States, App. No. 16-2422 (7th Cir.). In the application,
Baker requested permission to challenge his sentence under
Johnson v. United States, __ U.S.__, 135 S.Ct. 2551
(2015), which held that the residual clause of the Armed
Career Criminal Act (“ACCA”) is
unconstitutionally vague. Id. (Doc. 6). The Seventh
Circuit denied the application, after determining that
Baker's sentence was not impacted by Johnson.
Id. His sentence as a career offender was instead
based on two prior felony convictions for unlawful delivery
of a controlled substance. Id.
the Supreme Court's decision in Mathis v. United
States, __ U.S.__, 136 S.Ct. 2243 (2016), Baker filed
another application for an order authorizing a second or
successive § 2255 motion. Baker v. United
States, App. No. 17-2067 (7th Cir.). The Seventh Circuit
explained that Mathis “cannot serve as the
basis for a successive § 2255 petition, because it is a
case of statutory interpretation.” Id. (Doc.
2) (citing Dawkins v. United States, 829 F.3d 549,
551 (7th Cir. 2016)).
the Seventh Circuit denied the application on May 26, 2017.
instant § 2241 Petition, Baker now challenges his
enhanced sentence in light of the Supreme Court's
decision in Mathis v. United States, __ U.S.__, 136
S.Ct. 2243 (2016). He also points to the Fifth Circuit's
decision in United States v. Hinkle, 832 F.3d 569
(5th Cir. 2016), in support of his challenge. (Doc. 1, pp.
1-15). Baker maintains that his Illinois drug conviction(s)
pursuant to 720 ILCS § 570/401 no longer support his
enhanced sentence under Mathis and Hinkle.
Id. Because the Illinois state statute criminalizes
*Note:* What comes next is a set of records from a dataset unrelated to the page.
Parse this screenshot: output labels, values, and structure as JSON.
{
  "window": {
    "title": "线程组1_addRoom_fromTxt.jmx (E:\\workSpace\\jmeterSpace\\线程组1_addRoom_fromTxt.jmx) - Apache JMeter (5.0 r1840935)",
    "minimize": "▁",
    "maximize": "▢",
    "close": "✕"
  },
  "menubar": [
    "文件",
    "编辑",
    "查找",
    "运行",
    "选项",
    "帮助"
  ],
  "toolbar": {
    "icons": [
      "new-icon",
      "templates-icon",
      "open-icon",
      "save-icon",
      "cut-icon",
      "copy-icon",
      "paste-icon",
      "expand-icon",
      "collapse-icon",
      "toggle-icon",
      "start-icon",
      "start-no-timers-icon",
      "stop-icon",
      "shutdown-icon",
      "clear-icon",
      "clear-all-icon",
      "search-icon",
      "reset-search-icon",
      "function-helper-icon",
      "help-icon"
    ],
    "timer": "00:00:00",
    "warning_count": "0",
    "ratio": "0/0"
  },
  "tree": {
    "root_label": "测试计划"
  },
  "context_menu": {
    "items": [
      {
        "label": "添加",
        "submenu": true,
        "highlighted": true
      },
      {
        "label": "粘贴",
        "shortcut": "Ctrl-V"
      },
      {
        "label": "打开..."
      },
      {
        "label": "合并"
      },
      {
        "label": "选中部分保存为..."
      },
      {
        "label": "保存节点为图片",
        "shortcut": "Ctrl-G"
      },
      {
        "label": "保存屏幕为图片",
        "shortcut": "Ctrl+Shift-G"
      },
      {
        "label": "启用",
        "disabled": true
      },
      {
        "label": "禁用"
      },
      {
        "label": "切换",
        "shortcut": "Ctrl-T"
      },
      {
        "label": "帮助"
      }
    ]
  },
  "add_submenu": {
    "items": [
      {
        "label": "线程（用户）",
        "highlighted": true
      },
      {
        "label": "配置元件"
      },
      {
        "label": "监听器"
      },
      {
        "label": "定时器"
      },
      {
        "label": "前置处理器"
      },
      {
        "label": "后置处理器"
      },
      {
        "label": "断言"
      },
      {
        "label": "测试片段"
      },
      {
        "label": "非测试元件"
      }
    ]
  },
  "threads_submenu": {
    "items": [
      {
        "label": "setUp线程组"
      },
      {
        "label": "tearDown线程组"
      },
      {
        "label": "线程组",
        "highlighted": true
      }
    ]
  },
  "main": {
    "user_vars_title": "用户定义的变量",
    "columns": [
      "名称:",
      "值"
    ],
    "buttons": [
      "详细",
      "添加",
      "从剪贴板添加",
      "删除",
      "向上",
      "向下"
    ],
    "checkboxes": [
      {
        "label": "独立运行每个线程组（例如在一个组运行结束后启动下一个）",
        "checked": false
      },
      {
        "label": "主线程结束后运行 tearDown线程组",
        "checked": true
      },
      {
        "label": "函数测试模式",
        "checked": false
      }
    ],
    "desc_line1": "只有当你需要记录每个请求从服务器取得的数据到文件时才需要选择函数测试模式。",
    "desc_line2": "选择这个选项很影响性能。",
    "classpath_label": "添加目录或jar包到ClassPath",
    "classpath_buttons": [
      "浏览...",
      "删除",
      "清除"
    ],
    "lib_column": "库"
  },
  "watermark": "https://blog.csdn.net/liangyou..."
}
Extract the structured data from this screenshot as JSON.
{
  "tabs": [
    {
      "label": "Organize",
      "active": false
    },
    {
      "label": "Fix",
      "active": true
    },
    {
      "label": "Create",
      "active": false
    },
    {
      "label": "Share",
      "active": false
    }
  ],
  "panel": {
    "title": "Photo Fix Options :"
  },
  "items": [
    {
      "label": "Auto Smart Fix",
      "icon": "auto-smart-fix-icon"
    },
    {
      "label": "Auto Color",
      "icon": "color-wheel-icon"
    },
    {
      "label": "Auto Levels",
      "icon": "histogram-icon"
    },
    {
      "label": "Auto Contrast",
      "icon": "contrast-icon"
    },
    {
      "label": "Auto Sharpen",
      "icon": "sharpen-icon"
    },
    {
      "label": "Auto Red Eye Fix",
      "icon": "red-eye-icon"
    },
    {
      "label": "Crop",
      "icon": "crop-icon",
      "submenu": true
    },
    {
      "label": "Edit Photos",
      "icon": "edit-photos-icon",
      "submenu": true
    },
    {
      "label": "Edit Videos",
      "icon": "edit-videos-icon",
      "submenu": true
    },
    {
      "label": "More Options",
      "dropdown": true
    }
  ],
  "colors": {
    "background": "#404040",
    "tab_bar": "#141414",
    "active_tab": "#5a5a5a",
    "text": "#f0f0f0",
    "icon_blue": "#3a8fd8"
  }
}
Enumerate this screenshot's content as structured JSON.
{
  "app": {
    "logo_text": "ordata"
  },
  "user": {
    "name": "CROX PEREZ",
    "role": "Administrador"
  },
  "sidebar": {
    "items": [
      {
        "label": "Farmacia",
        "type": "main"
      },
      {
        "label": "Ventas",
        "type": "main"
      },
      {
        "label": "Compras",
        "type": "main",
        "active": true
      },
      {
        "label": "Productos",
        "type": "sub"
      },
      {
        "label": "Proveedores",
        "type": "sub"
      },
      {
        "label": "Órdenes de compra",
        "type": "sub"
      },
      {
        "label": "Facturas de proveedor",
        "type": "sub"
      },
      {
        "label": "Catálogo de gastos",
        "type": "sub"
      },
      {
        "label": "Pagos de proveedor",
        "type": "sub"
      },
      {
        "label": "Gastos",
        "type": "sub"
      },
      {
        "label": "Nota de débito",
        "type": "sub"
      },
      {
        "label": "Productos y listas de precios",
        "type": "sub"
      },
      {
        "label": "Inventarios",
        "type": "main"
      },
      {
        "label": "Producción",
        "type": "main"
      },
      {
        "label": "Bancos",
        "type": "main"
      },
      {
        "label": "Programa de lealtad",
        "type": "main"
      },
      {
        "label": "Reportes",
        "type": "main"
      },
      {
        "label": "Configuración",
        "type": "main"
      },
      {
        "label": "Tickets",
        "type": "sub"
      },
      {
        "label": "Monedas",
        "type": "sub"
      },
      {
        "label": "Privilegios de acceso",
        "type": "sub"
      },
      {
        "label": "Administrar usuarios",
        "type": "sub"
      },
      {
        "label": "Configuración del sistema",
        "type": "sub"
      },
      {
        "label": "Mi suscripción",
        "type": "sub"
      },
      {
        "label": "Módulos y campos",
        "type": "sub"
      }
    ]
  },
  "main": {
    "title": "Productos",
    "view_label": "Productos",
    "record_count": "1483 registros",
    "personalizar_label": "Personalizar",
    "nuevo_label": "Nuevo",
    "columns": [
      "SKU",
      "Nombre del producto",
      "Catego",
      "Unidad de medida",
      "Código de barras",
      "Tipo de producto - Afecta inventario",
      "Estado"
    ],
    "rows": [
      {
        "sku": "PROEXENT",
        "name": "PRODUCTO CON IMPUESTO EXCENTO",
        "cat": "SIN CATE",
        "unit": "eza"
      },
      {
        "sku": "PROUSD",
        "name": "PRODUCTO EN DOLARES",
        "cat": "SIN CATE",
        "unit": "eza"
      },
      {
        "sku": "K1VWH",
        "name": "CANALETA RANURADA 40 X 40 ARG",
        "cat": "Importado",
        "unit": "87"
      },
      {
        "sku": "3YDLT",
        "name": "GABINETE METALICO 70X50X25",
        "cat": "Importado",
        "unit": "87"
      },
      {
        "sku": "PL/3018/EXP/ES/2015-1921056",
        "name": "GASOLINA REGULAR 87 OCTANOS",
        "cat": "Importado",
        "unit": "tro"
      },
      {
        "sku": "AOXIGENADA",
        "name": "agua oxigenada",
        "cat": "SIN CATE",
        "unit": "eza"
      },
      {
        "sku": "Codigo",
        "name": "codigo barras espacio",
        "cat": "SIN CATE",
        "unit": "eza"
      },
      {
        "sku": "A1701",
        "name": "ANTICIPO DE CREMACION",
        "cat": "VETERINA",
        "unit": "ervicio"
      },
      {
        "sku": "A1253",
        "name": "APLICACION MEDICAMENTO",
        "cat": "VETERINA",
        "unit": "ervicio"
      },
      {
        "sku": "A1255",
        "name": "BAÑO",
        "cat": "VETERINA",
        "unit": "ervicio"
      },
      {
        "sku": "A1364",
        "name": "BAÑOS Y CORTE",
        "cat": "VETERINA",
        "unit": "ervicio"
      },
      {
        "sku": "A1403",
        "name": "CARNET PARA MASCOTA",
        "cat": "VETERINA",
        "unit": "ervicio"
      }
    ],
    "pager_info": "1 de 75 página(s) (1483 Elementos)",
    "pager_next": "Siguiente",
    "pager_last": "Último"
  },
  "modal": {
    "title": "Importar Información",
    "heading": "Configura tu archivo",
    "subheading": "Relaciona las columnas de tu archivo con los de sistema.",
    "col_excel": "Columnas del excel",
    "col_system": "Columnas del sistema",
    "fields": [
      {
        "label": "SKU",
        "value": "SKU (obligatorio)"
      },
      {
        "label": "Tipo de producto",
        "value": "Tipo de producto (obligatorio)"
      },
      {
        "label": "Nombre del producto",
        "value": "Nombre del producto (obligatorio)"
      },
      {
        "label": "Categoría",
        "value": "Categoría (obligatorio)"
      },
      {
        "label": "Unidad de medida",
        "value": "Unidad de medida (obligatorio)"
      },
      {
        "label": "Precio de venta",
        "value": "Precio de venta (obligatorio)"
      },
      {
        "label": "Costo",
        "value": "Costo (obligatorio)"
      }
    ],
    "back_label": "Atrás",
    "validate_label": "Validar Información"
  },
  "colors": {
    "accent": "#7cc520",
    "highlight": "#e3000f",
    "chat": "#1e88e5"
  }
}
conduct that falls outside of the conduct proscribed by the
Sentencing Guidelines, Baker argues that his drug
conviction(s) cannot be used to support his sentence as a
career offender. Id. (citing Descamps v. United
States, __ U.S.__, 133 S.Ct. 2276 (2013)).
federally convicted person may ordinarily challenge his
conviction and sentence by bringing a motion pursuant to
§ 2255 in the court that sentenced him. Brown v.
Caraway, 719 F.3d 583, 586 (7th Cir. 2013) (citing
Brown v. Rios, 696 F.3d 638, 640 (7th Cir. 2012)). A
§ 2255 motion is ordinarily the “exclusive means
for a federal prisoner to attack his conviction.”
Kramer v. Olson, 347 F.3d 214, 217 (7th Cir. 2003).